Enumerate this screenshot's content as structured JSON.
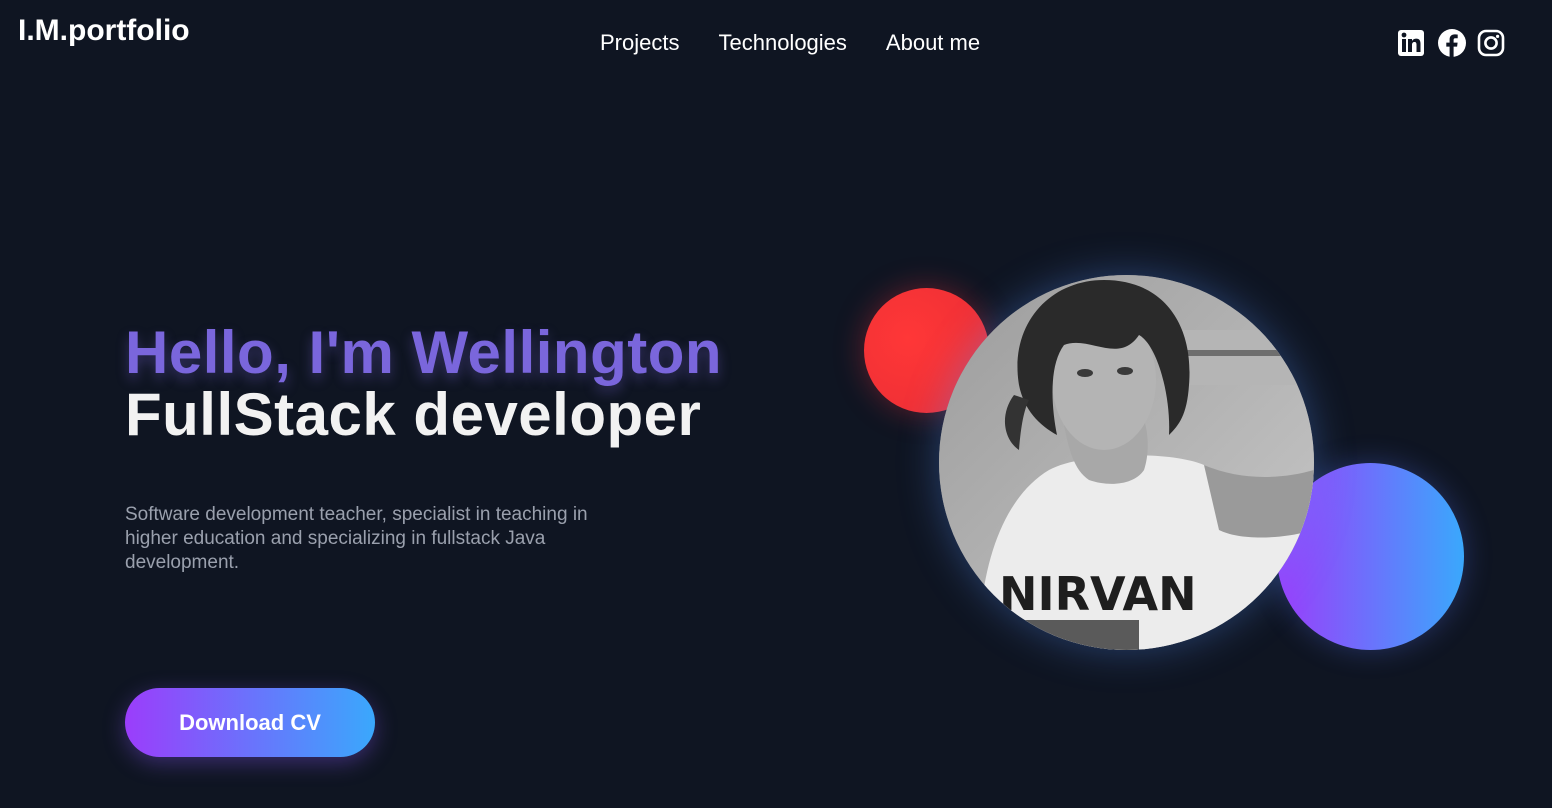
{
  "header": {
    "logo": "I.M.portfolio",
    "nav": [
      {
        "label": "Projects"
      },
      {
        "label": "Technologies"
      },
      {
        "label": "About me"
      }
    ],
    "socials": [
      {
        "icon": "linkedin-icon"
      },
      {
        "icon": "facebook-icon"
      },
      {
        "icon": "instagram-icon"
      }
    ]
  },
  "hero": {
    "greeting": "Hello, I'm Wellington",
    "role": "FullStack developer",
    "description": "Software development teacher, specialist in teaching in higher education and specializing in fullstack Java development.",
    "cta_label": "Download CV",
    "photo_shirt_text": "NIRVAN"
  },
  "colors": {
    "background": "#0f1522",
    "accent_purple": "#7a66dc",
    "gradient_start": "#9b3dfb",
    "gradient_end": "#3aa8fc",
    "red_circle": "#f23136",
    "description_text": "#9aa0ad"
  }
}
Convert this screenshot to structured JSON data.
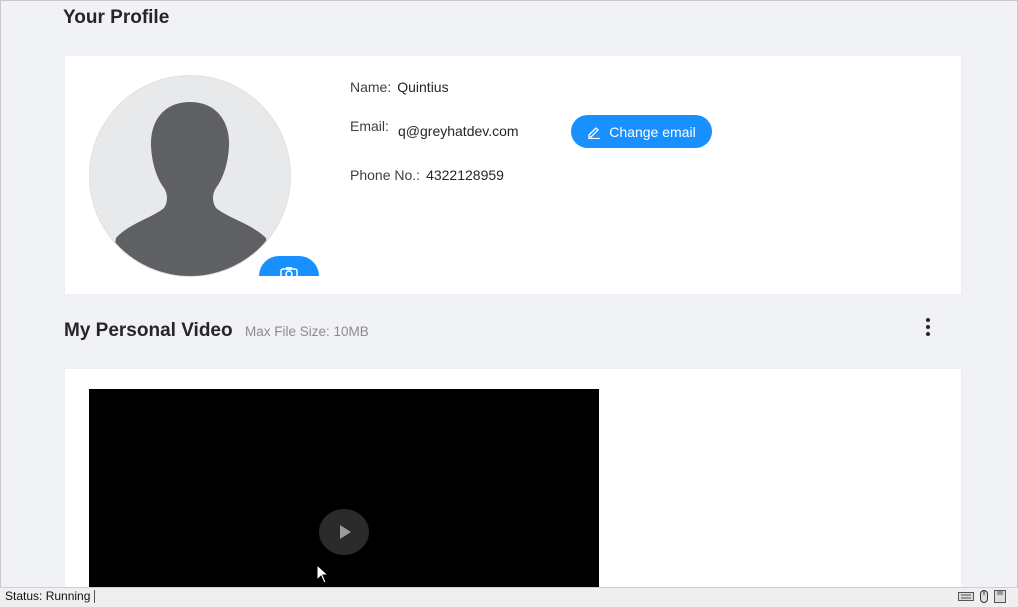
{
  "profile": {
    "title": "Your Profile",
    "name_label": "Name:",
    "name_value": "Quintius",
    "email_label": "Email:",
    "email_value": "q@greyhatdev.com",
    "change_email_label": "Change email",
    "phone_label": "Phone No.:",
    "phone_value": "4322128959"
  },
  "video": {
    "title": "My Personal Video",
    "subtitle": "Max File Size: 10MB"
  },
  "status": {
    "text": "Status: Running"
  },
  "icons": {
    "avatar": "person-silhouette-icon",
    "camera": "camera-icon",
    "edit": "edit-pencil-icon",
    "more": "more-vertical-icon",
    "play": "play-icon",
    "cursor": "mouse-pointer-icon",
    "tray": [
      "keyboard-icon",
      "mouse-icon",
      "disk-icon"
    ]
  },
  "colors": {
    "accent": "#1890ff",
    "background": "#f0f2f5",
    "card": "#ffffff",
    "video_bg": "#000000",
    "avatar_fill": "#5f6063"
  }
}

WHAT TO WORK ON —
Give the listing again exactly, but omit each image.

ANSWER BELOW —
Enumerate this screenshot's content as structured JSON.
{
  "header": {
    "logo": "I.M.portfolio",
    "nav": [
      {
        "label": "Projects"
      },
      {
        "label": "Technologies"
      },
      {
        "label": "About me"
      }
    ],
    "socials": [
      {
        "icon": "linkedin-icon"
      },
      {
        "icon": "facebook-icon"
      },
      {
        "icon": "instagram-icon"
      }
    ]
  },
  "hero": {
    "greeting": "Hello, I'm Wellington",
    "role": "FullStack developer",
    "description": "Software development teacher, specialist in teaching in higher education and specializing in fullstack Java development.",
    "cta_label": "Download CV",
    "photo_shirt_text": "NIRVAN"
  },
  "colors": {
    "background": "#0f1522",
    "accent_purple": "#7a66dc",
    "gradient_start": "#9b3dfb",
    "gradient_end": "#3aa8fc",
    "red_circle": "#f23136",
    "description_text": "#9aa0ad"
  }
}
Convert this screenshot to structured JSON data.
{
  "profile": {
    "title": "Your Profile",
    "name_label": "Name:",
    "name_value": "Quintius",
    "email_label": "Email:",
    "email_value": "q@greyhatdev.com",
    "change_email_label": "Change email",
    "phone_label": "Phone No.:",
    "phone_value": "4322128959"
  },
  "video": {
    "title": "My Personal Video",
    "subtitle": "Max File Size: 10MB"
  },
  "status": {
    "text": "Status: Running"
  },
  "icons": {
    "avatar": "person-silhouette-icon",
    "camera": "camera-icon",
    "edit": "edit-pencil-icon",
    "more": "more-vertical-icon",
    "play": "play-icon",
    "cursor": "mouse-pointer-icon",
    "tray": [
      "keyboard-icon",
      "mouse-icon",
      "disk-icon"
    ]
  },
  "colors": {
    "accent": "#1890ff",
    "background": "#f0f2f5",
    "card": "#ffffff",
    "video_bg": "#000000",
    "avatar_fill": "#5f6063"
  }
}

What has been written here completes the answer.